Benediction is the story of Dad Lewis, the proprietor of the town's hardware store, as he lives the last days of his life. But this isn't just Dad's story. It's the story of Mary and Lorraine, his wife and daughter; Willa and Alene Johnson, a mother and daughter who live together in Holt; Berta May and her granddaughter Alice, whose own mother recently died of cancer; Rob Lyle, the town minister, and his troubled wife and son. But it's not their individual stories that make this book so moving -- it's their collective story of life and death and joy and peace.

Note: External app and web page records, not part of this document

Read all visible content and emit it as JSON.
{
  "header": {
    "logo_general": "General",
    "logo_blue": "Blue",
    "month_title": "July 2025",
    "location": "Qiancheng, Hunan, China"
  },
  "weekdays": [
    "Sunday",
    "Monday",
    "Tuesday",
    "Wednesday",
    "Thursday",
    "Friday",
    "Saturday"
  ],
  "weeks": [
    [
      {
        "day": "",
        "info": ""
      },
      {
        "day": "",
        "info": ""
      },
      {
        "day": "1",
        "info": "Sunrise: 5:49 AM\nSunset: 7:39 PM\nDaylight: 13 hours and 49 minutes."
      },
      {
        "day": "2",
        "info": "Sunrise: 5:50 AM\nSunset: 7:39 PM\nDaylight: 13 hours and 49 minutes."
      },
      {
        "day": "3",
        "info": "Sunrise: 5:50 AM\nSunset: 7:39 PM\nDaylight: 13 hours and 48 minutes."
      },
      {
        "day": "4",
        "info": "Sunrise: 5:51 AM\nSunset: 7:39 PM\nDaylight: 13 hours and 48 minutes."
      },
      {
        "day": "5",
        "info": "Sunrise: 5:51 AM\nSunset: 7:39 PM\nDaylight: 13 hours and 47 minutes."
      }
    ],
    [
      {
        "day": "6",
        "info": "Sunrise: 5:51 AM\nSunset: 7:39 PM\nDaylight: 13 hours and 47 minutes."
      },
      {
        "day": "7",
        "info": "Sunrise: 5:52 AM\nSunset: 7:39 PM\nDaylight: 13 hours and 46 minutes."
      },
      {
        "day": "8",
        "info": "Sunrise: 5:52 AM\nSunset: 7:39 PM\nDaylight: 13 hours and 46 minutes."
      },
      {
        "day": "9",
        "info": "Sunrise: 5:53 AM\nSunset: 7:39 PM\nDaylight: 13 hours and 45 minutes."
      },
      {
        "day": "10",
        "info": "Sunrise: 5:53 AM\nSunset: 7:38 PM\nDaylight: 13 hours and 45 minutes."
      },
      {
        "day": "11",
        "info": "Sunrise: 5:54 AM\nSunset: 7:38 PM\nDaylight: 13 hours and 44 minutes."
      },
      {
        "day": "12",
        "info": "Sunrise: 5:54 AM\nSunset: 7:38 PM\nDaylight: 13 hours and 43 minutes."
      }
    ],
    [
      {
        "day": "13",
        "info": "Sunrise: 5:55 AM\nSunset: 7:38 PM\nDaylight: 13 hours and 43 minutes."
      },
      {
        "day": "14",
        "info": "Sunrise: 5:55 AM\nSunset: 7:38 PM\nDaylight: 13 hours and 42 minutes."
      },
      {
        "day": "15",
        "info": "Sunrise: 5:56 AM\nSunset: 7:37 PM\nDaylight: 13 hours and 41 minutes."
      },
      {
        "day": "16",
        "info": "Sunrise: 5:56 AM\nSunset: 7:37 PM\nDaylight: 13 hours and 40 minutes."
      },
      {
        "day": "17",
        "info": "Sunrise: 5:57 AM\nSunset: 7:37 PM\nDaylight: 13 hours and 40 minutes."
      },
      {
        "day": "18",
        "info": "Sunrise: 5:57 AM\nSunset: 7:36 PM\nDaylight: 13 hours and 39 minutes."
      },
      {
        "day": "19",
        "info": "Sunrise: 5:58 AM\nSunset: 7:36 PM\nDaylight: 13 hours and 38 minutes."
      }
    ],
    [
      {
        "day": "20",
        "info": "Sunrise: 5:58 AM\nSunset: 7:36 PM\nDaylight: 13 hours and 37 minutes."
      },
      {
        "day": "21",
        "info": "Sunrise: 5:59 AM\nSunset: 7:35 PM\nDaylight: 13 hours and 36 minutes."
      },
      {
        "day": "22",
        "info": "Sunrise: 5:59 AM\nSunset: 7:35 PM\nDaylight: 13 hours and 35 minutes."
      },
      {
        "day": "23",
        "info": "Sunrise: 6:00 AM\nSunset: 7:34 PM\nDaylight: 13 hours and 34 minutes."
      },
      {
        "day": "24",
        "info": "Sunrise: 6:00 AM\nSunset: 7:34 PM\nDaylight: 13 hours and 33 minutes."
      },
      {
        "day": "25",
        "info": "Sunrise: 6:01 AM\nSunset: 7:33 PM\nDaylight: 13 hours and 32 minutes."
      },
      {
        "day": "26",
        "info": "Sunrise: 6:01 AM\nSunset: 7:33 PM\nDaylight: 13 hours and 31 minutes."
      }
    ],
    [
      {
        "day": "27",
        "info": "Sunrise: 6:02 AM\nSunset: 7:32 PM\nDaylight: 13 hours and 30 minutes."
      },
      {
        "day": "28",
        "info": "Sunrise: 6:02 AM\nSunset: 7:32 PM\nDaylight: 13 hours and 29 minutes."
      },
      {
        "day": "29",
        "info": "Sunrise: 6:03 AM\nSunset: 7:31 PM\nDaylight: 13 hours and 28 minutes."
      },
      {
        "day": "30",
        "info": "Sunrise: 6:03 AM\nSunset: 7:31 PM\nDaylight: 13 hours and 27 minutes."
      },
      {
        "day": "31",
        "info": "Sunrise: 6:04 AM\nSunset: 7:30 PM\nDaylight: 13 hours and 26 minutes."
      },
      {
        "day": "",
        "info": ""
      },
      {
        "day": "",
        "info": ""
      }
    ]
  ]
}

Like our own stories don't belong to just us, neither do the stories in the book belong to just one character.

I am once again amazed at Haruf's ability to weave together characters so beautifully without ever turning toward the over-poetic or over-complicated plot lines that some authors simply cannot avoid. His dialogue is sparse but incredibly authentic. The characters -- especially the women in the novel -- see a need and simply help as it is in their nature to do. They remind me of so many women I know who are never recognized for simply doing what should be done. One of my many favorite moments is when they decide to go swimming. The women realize they will always hold some piece of their youth, and they choose to revel in it.

Dad Lewis himself is a fantastic character. He did not live a perfect life, but he was a good man who knew his own faults and failures. I hope that when my own time comes, people will not remember as someone who was perfect, but as someone who did her very best with what she knew. That's how I feel about Dad Lewis.

The scenes where Mary cares for Dad near his death are both heartbreaking and beautiful. Haruf paints those moments as a gift, and Mary honors them as such.

If you're looking to be moved, to see the good in the world around you, then read this book. But keep some tissues handy.

I can't close this without the prayer that Rev. Lyle offers for Dad because I love it:
"May we be at peace together with Dad Lewis here, Lyle said softly. May there be peace and love and harmony in this room. May there be the same in all the difficult and conflicted world outside this house. May this man -- he stopped and spoke directly to Dad in the bed -- may you leave this physical world without any more pain or regrets or unhappiness or remorse or self-doubt or worry and may you let all your trials and troubles and cares pass away. May you simply be at peace. May each of us here in this room be at peace as well. Now we ask all of these blessings in the name of Jesus, who himself was the Prince of Peace. Amen.

Friday, March 1, 2013

Book #6: A Painted House by John Grisham

I like John Grisham novels. I've read several - I don't know how many - and I always enjoy them. I also like novels about small towns. Since this is a Grisham novel about a small town, I found it very enjoyable 

A Painted House is narrated by a seven year old boy and tells the story of his family one summer and fall during the cotton harvest. It's the mid 50s, 1954, I think, and Luke lives on a small farm with his mother father, grandmother, and grandfather. Laborers come to help pick the cotton, and their presence enriches and complicates young Luke's life. Grisham does a nice job with the child narrator, and I felt as if young adult Luke was telling the story exactly as seven year old Luke remembered it. I got to hear his thoughts as he began to learn about love and sin and faith.

When I just want to read a book I know I'll get into and like but I don't want to be too emotionally disturbed by the characters or the situation, I often pick up John Grisham. As usual, this book did not disappoint. I read a paper copy, so it is available to borrow if you're interested!